Pioneer Stueve Prepares

For Oregon Trail Ride 



Local businessman and longtime Oakdale resident Lloyd Stueve has a passion for pioneering.

Stueve, however, isn’t an enthusiast that passes his time simply reading books on the old west or attending trade shows. He hitches his wagon, travels to a starting point and hits the open road with other members of the Golden State Draft Horse and Mule Club out of Corning.

“I have to tow everything up there,” he said of the starting point on a typical ride. “I just take two horses. The more animals you take, the more you have to care for them.”

Now at the age of 73, Stueve has been active with the pioneering hobby for a bit over a decade. His wife Nancy has accompanied him on many of the trips, as she shares his love of the outdoors and the sense of community the activity offers them.

“We’ve lived here almost 50 years now,” Stueve said of their current Oakdale rural home, “and we’ve always been connected to cattle and horses. You know it kind of grows on you.”

Wagon Train Trips are exactly as one might imagine from the days when the pioneers made their way across the country. Everything happens in and around the wagon. They travel by wagon, they eat as a community and they sleep in the wagon.

Depending on the mileage and the terrain, a trip can take as long as 30 days, averaging as little as 10 miles or as many as 30 miles per day. Once the team stops to set up camp the work begins, as they care for their horses, prepare the meals and settle in for the night.

A future trip the pioneer is most excited about is one planned for this July on the Oregon Trail. Stueve, along with his club and fellow members, will travel 500 miles from Casper, Wyoming to Fort Hall, Idaho.

“The Oregon Trail ran from St. Joseph and Independence, Missouri to the Willamette Valley in Oregon,” Stueve said. “This is a National Historic Trail.
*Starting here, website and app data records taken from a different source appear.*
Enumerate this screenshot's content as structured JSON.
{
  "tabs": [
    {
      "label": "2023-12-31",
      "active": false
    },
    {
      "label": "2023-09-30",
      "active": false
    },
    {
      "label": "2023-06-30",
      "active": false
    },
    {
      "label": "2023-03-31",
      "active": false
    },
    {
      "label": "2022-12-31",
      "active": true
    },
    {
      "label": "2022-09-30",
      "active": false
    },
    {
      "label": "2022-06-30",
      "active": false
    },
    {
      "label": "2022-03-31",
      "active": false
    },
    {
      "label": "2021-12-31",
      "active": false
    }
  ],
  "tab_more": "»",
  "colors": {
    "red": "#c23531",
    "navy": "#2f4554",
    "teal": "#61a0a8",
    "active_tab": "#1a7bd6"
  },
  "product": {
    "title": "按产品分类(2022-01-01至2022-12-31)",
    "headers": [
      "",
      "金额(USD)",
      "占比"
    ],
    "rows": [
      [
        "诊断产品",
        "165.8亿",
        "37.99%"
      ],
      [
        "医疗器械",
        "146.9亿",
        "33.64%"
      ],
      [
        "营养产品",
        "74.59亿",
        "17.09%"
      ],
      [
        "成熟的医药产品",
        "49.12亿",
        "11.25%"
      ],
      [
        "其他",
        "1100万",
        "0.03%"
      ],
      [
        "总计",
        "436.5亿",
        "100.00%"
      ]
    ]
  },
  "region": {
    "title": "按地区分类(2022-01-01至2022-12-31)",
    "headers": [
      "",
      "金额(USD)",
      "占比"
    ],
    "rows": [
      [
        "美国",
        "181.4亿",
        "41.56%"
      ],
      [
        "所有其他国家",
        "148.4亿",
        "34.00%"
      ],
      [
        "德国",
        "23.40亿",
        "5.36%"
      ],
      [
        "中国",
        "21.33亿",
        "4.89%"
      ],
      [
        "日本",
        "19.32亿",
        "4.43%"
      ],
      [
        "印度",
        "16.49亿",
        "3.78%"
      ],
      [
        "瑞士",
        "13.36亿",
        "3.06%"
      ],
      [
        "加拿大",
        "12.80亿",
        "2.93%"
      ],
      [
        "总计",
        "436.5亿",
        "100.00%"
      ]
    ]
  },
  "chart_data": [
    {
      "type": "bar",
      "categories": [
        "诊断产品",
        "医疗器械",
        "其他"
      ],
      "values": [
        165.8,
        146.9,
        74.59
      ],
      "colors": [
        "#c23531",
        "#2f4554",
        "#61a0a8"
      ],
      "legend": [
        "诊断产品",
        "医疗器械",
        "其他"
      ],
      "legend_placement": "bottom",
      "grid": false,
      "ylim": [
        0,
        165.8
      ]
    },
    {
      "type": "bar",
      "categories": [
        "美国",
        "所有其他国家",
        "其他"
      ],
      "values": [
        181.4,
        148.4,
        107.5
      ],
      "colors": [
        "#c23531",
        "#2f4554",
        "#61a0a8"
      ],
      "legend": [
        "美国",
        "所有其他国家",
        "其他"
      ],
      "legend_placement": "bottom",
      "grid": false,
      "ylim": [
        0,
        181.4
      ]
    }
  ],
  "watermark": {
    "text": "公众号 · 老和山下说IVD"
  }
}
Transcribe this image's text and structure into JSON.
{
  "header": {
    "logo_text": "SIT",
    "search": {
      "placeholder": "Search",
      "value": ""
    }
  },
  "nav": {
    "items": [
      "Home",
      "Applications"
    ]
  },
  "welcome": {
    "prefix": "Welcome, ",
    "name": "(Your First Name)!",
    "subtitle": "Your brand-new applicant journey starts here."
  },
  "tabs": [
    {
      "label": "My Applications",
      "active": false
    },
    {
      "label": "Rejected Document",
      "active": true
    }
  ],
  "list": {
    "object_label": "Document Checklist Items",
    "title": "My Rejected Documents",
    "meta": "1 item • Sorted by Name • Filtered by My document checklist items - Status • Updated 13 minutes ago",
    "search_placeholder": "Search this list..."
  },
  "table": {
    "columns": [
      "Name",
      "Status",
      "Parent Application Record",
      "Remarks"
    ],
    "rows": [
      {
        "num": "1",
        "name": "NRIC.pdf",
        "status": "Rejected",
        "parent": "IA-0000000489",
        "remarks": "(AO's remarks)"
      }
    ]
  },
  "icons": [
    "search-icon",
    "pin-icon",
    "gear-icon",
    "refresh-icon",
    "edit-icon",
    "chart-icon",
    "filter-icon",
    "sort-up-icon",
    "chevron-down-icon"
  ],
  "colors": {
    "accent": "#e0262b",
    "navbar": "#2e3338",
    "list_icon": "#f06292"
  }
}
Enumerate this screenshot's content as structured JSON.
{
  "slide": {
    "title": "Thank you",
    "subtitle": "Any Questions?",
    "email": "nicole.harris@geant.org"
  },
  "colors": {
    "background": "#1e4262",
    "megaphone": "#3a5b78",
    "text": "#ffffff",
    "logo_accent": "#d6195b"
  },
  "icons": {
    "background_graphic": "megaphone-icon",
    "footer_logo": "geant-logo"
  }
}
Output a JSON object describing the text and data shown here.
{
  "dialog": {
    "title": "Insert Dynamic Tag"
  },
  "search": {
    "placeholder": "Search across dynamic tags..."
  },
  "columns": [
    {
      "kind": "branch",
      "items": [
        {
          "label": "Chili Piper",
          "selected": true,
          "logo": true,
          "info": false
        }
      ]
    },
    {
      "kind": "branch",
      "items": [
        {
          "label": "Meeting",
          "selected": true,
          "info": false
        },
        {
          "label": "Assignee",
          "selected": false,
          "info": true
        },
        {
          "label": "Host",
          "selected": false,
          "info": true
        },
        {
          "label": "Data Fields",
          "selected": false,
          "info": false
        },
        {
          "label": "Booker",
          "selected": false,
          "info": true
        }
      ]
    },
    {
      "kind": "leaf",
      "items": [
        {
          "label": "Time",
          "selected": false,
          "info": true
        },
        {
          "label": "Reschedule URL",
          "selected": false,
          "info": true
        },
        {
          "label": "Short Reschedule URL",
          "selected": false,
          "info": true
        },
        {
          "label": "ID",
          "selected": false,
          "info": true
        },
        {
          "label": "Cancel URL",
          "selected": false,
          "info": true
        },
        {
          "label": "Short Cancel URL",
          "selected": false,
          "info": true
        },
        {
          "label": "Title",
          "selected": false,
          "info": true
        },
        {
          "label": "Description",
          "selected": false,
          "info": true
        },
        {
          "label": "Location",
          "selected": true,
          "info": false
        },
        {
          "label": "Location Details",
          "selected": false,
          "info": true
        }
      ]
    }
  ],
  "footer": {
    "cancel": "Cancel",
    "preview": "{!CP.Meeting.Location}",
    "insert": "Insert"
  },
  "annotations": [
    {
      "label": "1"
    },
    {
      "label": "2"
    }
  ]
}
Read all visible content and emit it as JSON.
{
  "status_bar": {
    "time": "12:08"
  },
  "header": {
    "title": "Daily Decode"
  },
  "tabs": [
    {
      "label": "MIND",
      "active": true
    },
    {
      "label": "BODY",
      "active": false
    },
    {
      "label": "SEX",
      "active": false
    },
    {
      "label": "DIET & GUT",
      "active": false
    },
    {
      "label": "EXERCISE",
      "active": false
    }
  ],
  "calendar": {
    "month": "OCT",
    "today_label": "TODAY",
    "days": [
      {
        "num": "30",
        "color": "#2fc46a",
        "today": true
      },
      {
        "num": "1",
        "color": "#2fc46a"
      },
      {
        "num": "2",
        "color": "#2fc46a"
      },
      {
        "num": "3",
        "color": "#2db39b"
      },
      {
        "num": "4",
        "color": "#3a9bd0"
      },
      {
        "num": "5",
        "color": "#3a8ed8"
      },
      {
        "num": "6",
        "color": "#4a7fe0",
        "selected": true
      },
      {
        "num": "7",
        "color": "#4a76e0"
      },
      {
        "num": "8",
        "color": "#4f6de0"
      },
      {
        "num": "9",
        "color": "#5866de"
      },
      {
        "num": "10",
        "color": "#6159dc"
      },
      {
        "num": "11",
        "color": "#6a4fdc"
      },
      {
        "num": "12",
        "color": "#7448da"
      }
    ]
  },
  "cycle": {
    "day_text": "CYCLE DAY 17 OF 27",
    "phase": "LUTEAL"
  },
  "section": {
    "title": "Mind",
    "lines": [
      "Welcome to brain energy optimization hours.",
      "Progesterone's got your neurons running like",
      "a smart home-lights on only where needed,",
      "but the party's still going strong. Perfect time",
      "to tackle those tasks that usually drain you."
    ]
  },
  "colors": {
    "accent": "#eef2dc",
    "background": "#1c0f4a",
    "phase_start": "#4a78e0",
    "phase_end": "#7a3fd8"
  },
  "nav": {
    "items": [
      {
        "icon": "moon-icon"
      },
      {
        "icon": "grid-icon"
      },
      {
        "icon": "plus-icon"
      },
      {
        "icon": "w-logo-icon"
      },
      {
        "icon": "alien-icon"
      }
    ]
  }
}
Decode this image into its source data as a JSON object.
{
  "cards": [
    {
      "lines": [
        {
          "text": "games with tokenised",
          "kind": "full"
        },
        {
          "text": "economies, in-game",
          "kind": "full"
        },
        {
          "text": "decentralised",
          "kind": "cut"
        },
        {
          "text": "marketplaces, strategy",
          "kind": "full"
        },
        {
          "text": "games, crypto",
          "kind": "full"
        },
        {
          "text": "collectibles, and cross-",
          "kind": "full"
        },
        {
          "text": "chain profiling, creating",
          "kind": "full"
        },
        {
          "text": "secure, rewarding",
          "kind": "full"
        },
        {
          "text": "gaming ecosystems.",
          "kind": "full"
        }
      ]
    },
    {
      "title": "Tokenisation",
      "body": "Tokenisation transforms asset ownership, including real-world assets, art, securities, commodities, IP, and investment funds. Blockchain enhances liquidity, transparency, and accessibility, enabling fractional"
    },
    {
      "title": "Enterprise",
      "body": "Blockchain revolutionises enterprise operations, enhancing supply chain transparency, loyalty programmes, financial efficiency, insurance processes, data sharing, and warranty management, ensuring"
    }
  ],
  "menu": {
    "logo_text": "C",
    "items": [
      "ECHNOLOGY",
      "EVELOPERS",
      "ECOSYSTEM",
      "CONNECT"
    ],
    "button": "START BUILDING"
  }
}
We will be on 500 miles of original wagon ruts, (made) fifteen years before the Civil War.”

As Stueve prepares for the trip, he has a special interest in Oakdale families who may have had family members come through the Oregon Trail.

“It’s interesting to Oakdale pioneering families,” he said. “Fort Hall was the turning point on the Oregon Trail taking you southwest to California gold fields. I would like to locate some of those pioneering families here in our area.”


Stueve can be reached via e-mail at or by phone at 209-605-4958.